--- TRY IT ---
Whenever a line of the records below contains the word "bufio", copy that line.

### SUPPLIED MATERIAL ###

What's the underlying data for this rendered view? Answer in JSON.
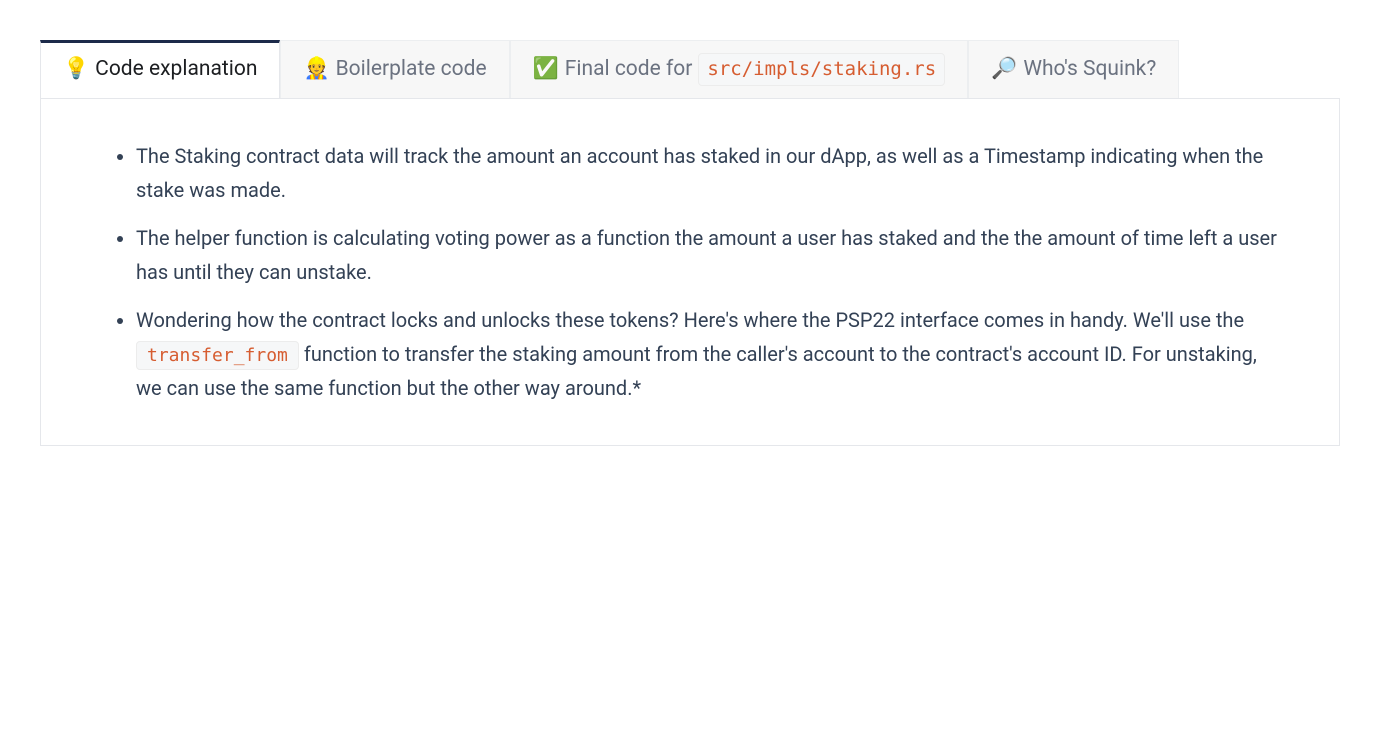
{
  "tabs": [
    {
      "icon": "💡",
      "label": "Code explanation",
      "active": true
    },
    {
      "icon": "👷",
      "label": "Boilerplate code",
      "active": false
    },
    {
      "icon": "✅",
      "label_prefix": "Final code for",
      "code": "src/impls/staking.rs",
      "active": false
    },
    {
      "icon": "🔎",
      "label": "Who's Squink?",
      "active": false
    }
  ],
  "panel": {
    "bullets": [
      {
        "text": "The Staking contract data will track the amount an account has staked in our dApp, as well as a Timestamp indicating when the stake was made."
      },
      {
        "text": "The helper function is calculating voting power as a function the amount a user has staked and the the amount of time left a user has until they can unstake."
      },
      {
        "pre": "Wondering how the contract locks and unlocks these tokens? Here's where the PSP22 interface comes in handy. We'll use the ",
        "code": "transfer_from",
        "post": " function to transfer the staking amount from the caller's account to the contract's account ID. For unstaking, we can use the same function but the other way around.*"
      }
    ]
  }
}
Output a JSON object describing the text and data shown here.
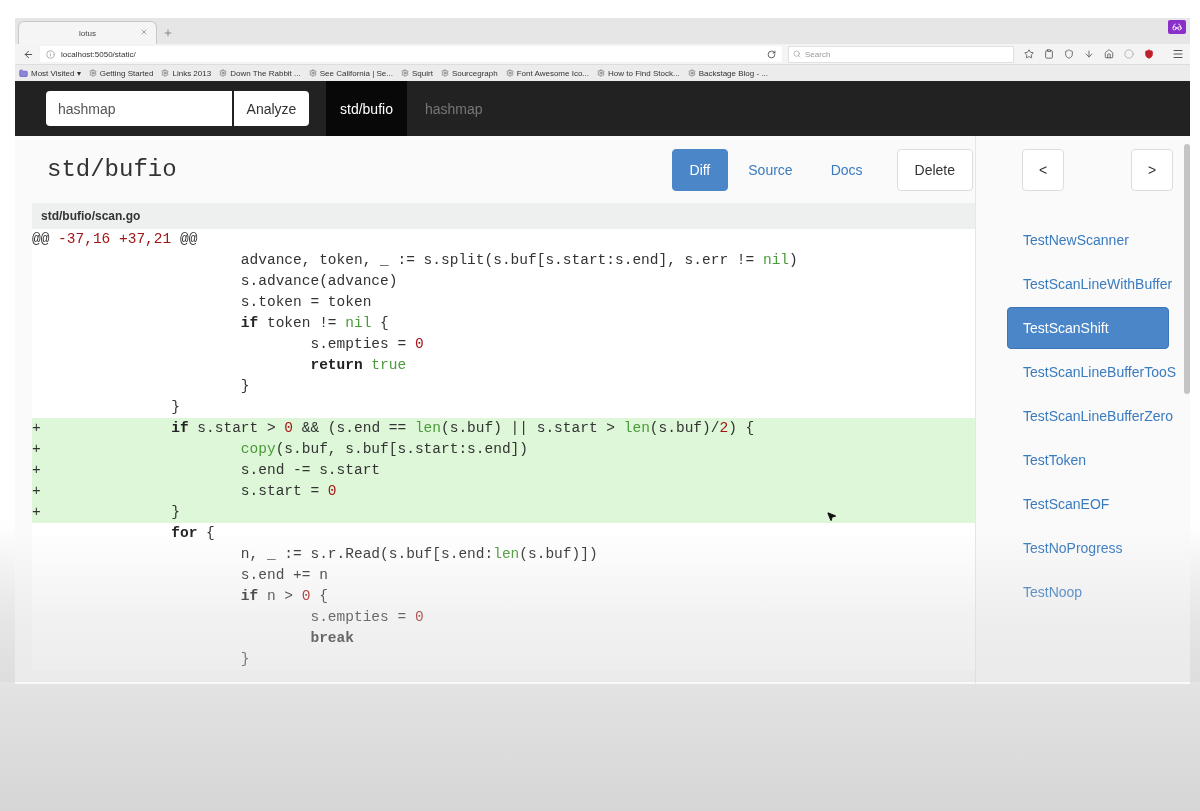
{
  "browser": {
    "tab_title": "lotus",
    "url": "localhost:5050/static/",
    "search": {
      "placeholder": "Search"
    },
    "bookmarks": [
      {
        "label": "Most Visited ▾",
        "kind": "folder"
      },
      {
        "label": "Getting Started",
        "kind": "link"
      },
      {
        "label": "Links 2013",
        "kind": "link"
      },
      {
        "label": "Down The Rabbit ...",
        "kind": "link"
      },
      {
        "label": "See California | Se...",
        "kind": "link"
      },
      {
        "label": "Squirt",
        "kind": "link"
      },
      {
        "label": "Sourcegraph",
        "kind": "link"
      },
      {
        "label": "Font Awesome Ico...",
        "kind": "link"
      },
      {
        "label": "How to Find Stock...",
        "kind": "link"
      },
      {
        "label": "Backstage Blog - ...",
        "kind": "link"
      }
    ]
  },
  "navbar": {
    "query": {
      "value": "hashmap"
    },
    "analyze_button": "Analyze",
    "tabs": [
      {
        "label": "std/bufio",
        "selected": true
      },
      {
        "label": "hashmap",
        "selected": false
      }
    ]
  },
  "package": {
    "title": "std/bufio",
    "views": [
      {
        "label": "Diff",
        "selected": true
      },
      {
        "label": "Source",
        "selected": false
      },
      {
        "label": "Docs",
        "selected": false
      },
      {
        "label": "Delete",
        "selected": false,
        "kind": "action"
      }
    ]
  },
  "diff": {
    "file": "std/bufio/scan.go",
    "lines": [
      {
        "kind": "hunk",
        "added": false,
        "tokens": [
          {
            "text": "@@ ",
            "kind": "plain"
          },
          {
            "text": "-37,16 +37,21",
            "kind": "number"
          },
          {
            "text": " @@",
            "kind": "plain"
          }
        ]
      },
      {
        "kind": "code",
        "added": false,
        "tokens": [
          {
            "text": "\t\t\tadvance, token, _ := s.split(s.buf[s.start:s.end], s.err != ",
            "kind": "plain"
          },
          {
            "text": "nil",
            "kind": "builtin"
          },
          {
            "text": ")",
            "kind": "plain"
          }
        ]
      },
      {
        "kind": "code",
        "added": false,
        "tokens": [
          {
            "text": "\t\t\ts.advance(advance)",
            "kind": "plain"
          }
        ]
      },
      {
        "kind": "code",
        "added": false,
        "tokens": [
          {
            "text": "\t\t\ts.token = token",
            "kind": "plain"
          }
        ]
      },
      {
        "kind": "code",
        "added": false,
        "tokens": [
          {
            "text": "\t\t\tif",
            "kind": "keyword"
          },
          {
            "text": " token != ",
            "kind": "plain"
          },
          {
            "text": "nil",
            "kind": "builtin"
          },
          {
            "text": " {",
            "kind": "plain"
          }
        ]
      },
      {
        "kind": "code",
        "added": false,
        "tokens": [
          {
            "text": "\t\t\t\ts.empties = ",
            "kind": "plain"
          },
          {
            "text": "0",
            "kind": "number"
          }
        ]
      },
      {
        "kind": "code",
        "added": false,
        "tokens": [
          {
            "text": "\t\t\t\treturn",
            "kind": "keyword"
          },
          {
            "text": " true",
            "kind": "builtin"
          }
        ]
      },
      {
        "kind": "code",
        "added": false,
        "tokens": [
          {
            "text": "\t\t\t}",
            "kind": "plain"
          }
        ]
      },
      {
        "kind": "code",
        "added": false,
        "tokens": [
          {
            "text": "\t\t}",
            "kind": "plain"
          }
        ]
      },
      {
        "kind": "code",
        "added": true,
        "prefix": "+",
        "tokens": [
          {
            "text": "\t\tif",
            "kind": "keyword"
          },
          {
            "text": " s.start > ",
            "kind": "plain"
          },
          {
            "text": "0",
            "kind": "number"
          },
          {
            "text": " && (s.end == ",
            "kind": "plain"
          },
          {
            "text": "len",
            "kind": "builtin"
          },
          {
            "text": "(s.buf) || s.start > ",
            "kind": "plain"
          },
          {
            "text": "len",
            "kind": "builtin"
          },
          {
            "text": "(s.buf)/",
            "kind": "plain"
          },
          {
            "text": "2",
            "kind": "number"
          },
          {
            "text": ") {",
            "kind": "plain"
          }
        ]
      },
      {
        "kind": "code",
        "added": true,
        "prefix": "+",
        "tokens": [
          {
            "text": "\t\t\tcopy",
            "kind": "builtin"
          },
          {
            "text": "(s.buf, s.buf[s.start:s.end])",
            "kind": "plain"
          }
        ]
      },
      {
        "kind": "code",
        "added": true,
        "prefix": "+",
        "tokens": [
          {
            "text": "\t\t\ts.end -= s.start",
            "kind": "plain"
          }
        ]
      },
      {
        "kind": "code",
        "added": true,
        "prefix": "+",
        "tokens": [
          {
            "text": "\t\t\ts.start = ",
            "kind": "plain"
          },
          {
            "text": "0",
            "kind": "number"
          }
        ]
      },
      {
        "kind": "code",
        "added": true,
        "prefix": "+",
        "tokens": [
          {
            "text": "\t\t}",
            "kind": "plain"
          }
        ]
      },
      {
        "kind": "code",
        "added": false,
        "tokens": [
          {
            "text": "\t\tfor",
            "kind": "keyword"
          },
          {
            "text": " {",
            "kind": "plain"
          }
        ]
      },
      {
        "kind": "code",
        "added": false,
        "tokens": [
          {
            "text": "\t\t\tn, _ := s.r.Read(s.buf[s.end:",
            "kind": "plain"
          },
          {
            "text": "len",
            "kind": "builtin"
          },
          {
            "text": "(s.buf)])",
            "kind": "plain"
          }
        ]
      },
      {
        "kind": "code",
        "added": false,
        "tokens": [
          {
            "text": "\t\t\ts.end += n",
            "kind": "plain"
          }
        ]
      },
      {
        "kind": "code",
        "added": false,
        "tokens": [
          {
            "text": "\t\t\tif",
            "kind": "keyword"
          },
          {
            "text": " n > ",
            "kind": "plain"
          },
          {
            "text": "0",
            "kind": "number"
          },
          {
            "text": " {",
            "kind": "plain"
          }
        ]
      },
      {
        "kind": "code",
        "added": false,
        "tokens": [
          {
            "text": "\t\t\t\ts.empties = ",
            "kind": "plain"
          },
          {
            "text": "0",
            "kind": "number"
          }
        ]
      },
      {
        "kind": "code",
        "added": false,
        "tokens": [
          {
            "text": "\t\t\t\tbreak",
            "kind": "keyword"
          }
        ]
      },
      {
        "kind": "code",
        "added": false,
        "tokens": [
          {
            "text": "\t\t\t}",
            "kind": "plain"
          }
        ]
      }
    ]
  },
  "sidebar": {
    "prev_button": "<",
    "next_button": ">",
    "tests": [
      {
        "label": "TestNewScanner",
        "selected": false
      },
      {
        "label": "TestScanLineWithBuffer",
        "selected": false
      },
      {
        "label": "TestScanShift",
        "selected": true
      },
      {
        "label": "TestScanLineBufferTooS",
        "selected": false
      },
      {
        "label": "TestScanLineBufferZero",
        "selected": false
      },
      {
        "label": "TestToken",
        "selected": false
      },
      {
        "label": "TestScanEOF",
        "selected": false
      },
      {
        "label": "TestNoProgress",
        "selected": false
      },
      {
        "label": "TestNoop",
        "selected": false
      }
    ]
  }
}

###

--- OUTPUT FOR THIS TASK ---
        "label": "std/bufio",
    "title": "std/bufio",
    "file": "std/bufio/scan.go",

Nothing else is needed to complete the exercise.